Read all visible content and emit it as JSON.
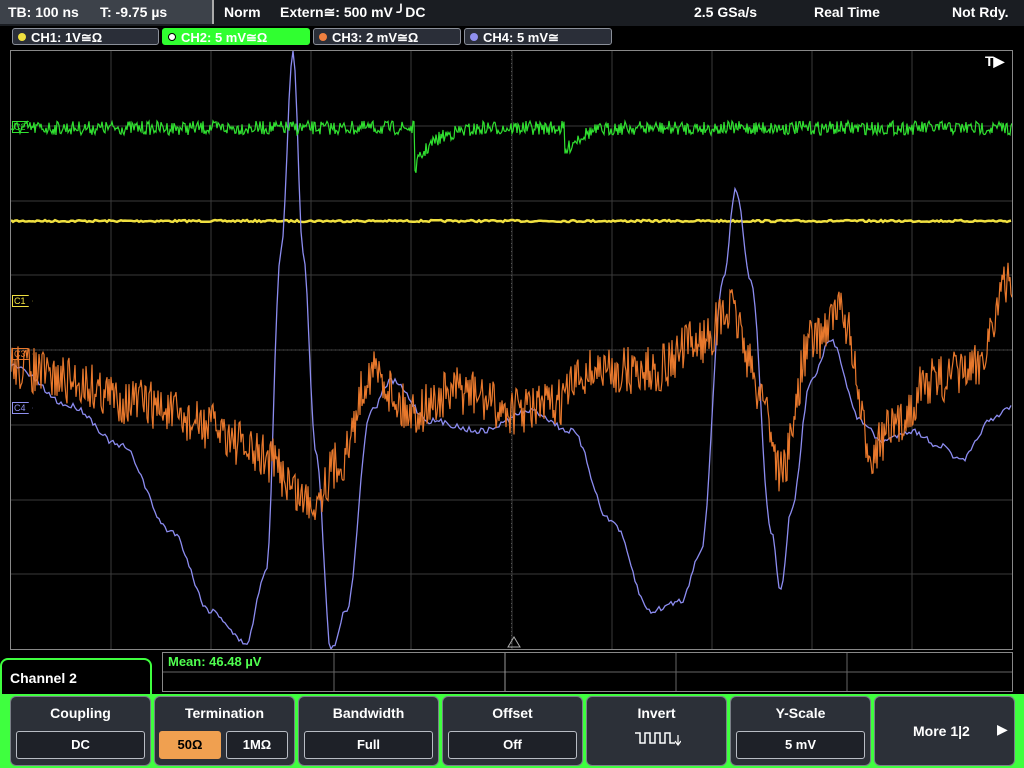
{
  "status": {
    "timebase": "TB: 100 ns",
    "trigger_time": "T: -9.75 µs",
    "mode": "Norm",
    "trigger_source": "Extern≅: 500 mV ╯DC",
    "sample_rate": "2.5 GSa/s",
    "acq_mode": "Real Time",
    "ready": "Not Rdy."
  },
  "channels": [
    {
      "label": "CH1: 1V≅Ω",
      "color": "#f0e040"
    },
    {
      "label": "CH2: 5 mV≅Ω",
      "color": "#40ff40",
      "active": true
    },
    {
      "label": "CH3: 2 mV≅Ω",
      "color": "#f08040"
    },
    {
      "label": "CH4: 5 mV≅",
      "color": "#9090f0"
    }
  ],
  "markers": {
    "trigger": "T▶",
    "ch1": "C1",
    "ch2": "C2",
    "ch3": "C3",
    "ch4": "C4"
  },
  "measurement": "Mean: 46.48 µV",
  "menu_title": "Channel 2",
  "softkeys": {
    "coupling": {
      "title": "Coupling",
      "value": "DC"
    },
    "termination": {
      "title": "Termination",
      "options": [
        "50Ω",
        "1MΩ"
      ],
      "selected": 0
    },
    "bandwidth": {
      "title": "Bandwidth",
      "value": "Full"
    },
    "offset": {
      "title": "Offset",
      "value": "Off"
    },
    "invert": {
      "title": "Invert",
      "icon": "invert-waveform-icon"
    },
    "yscale": {
      "title": "Y-Scale",
      "value": "5 mV"
    },
    "more": {
      "label": "More 1|2"
    }
  }
}
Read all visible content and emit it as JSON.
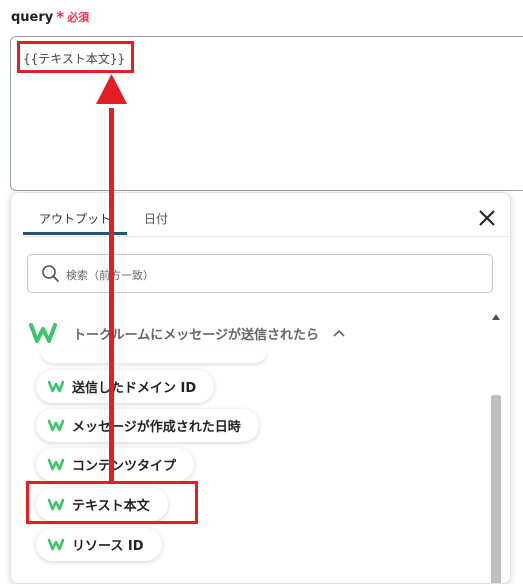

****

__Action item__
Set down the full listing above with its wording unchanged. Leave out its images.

__Answer space__
Read all visible content and emit it as JSON.
{
  "status": {
    "timebase": "TB: 100 ns",
    "trigger_time": "T: -9.75 µs",
    "mode": "Norm",
    "trigger_source": "Extern≅: 500 mV ╯DC",
    "sample_rate": "2.5 GSa/s",
    "acq_mode": "Real Time",
    "ready": "Not Rdy."
  },
  "channels": [
    {
      "label": "CH1: 1V≅Ω",
      "color": "#f0e040"
    },
    {
      "label": "CH2: 5 mV≅Ω",
      "color": "#40ff40",
      "active": true
    },
    {
      "label": "CH3: 2 mV≅Ω",
      "color": "#f08040"
    },
    {
      "label": "CH4: 5 mV≅",
      "color": "#9090f0"
    }
  ],
  "markers": {
    "trigger": "T▶",
    "ch1": "C1",
    "ch2": "C2",
    "ch3": "C3",
    "ch4": "C4"
  },
  "measurement": "Mean: 46.48 µV",
  "menu_title": "Channel 2",
  "softkeys": {
    "coupling": {
      "title": "Coupling",
      "value": "DC"
    },
    "termination": {
      "title": "Termination",
      "options": [
        "50Ω",
        "1MΩ"
      ],
      "selected": 0
    },
    "bandwidth": {
      "title": "Bandwidth",
      "value": "Full"
    },
    "offset": {
      "title": "Offset",
      "value": "Off"
    },
    "invert": {
      "title": "Invert",
      "icon": "invert-waveform-icon"
    },
    "yscale": {
      "title": "Y-Scale",
      "value": "5 mV"
    },
    "more": {
      "label": "More 1|2"
    }
  }
}
Read all visible content and emit it as JSON.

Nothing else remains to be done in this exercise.